▶ Your objective:
The word "label" marks the lines you need; copy each of them from the data.
**** Data records ****
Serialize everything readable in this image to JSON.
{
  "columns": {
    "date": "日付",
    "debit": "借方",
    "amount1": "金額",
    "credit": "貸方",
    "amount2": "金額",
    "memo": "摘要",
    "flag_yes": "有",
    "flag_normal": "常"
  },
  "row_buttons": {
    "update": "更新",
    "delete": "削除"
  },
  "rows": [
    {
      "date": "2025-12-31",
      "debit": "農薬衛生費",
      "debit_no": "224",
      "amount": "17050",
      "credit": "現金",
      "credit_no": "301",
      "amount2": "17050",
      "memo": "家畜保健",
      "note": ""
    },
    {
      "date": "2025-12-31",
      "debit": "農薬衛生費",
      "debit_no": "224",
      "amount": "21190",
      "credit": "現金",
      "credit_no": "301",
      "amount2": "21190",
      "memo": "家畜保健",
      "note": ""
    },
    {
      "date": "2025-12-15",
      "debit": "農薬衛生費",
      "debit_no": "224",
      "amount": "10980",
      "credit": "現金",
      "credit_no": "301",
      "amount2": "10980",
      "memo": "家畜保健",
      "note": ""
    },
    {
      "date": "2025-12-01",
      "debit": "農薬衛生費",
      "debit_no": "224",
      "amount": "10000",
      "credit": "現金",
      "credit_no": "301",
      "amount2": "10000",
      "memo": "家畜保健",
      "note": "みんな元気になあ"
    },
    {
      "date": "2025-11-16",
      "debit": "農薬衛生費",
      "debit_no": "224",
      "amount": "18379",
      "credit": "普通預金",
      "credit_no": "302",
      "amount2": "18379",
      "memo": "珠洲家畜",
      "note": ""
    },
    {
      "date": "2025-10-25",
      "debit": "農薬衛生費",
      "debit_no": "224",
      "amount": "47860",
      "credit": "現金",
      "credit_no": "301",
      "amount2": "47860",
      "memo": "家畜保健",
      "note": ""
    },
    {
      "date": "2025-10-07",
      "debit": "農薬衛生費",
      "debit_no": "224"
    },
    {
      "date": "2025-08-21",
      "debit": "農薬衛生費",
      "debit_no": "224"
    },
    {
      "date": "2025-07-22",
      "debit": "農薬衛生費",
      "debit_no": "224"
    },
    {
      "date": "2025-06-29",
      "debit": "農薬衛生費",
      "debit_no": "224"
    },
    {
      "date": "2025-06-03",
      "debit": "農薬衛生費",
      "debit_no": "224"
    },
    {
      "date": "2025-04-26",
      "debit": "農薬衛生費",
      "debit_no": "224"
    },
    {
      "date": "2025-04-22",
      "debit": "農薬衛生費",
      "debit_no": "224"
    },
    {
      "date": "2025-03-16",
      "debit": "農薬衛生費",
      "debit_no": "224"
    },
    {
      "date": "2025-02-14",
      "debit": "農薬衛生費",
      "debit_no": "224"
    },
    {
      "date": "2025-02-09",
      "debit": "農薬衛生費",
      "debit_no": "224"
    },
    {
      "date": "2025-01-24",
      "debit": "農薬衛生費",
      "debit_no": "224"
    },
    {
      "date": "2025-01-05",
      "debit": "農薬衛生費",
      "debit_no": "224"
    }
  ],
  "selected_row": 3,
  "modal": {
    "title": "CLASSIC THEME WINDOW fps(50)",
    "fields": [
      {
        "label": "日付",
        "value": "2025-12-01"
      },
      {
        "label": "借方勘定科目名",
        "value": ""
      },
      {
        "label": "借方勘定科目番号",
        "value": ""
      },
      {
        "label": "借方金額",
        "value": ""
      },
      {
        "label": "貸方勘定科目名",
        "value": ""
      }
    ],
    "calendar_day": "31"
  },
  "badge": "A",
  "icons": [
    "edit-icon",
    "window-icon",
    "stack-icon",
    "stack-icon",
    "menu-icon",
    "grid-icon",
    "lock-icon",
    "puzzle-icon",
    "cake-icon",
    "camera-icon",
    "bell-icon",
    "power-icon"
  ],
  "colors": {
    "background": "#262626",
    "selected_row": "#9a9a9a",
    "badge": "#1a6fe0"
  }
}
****
▶ Response for this exercise:
        "label": "日付",
        "label": "借方勘定科目名",
        "label": "借方勘定科目番号",
        "label": "借方金額",
        "label": "貸方勘定科目名",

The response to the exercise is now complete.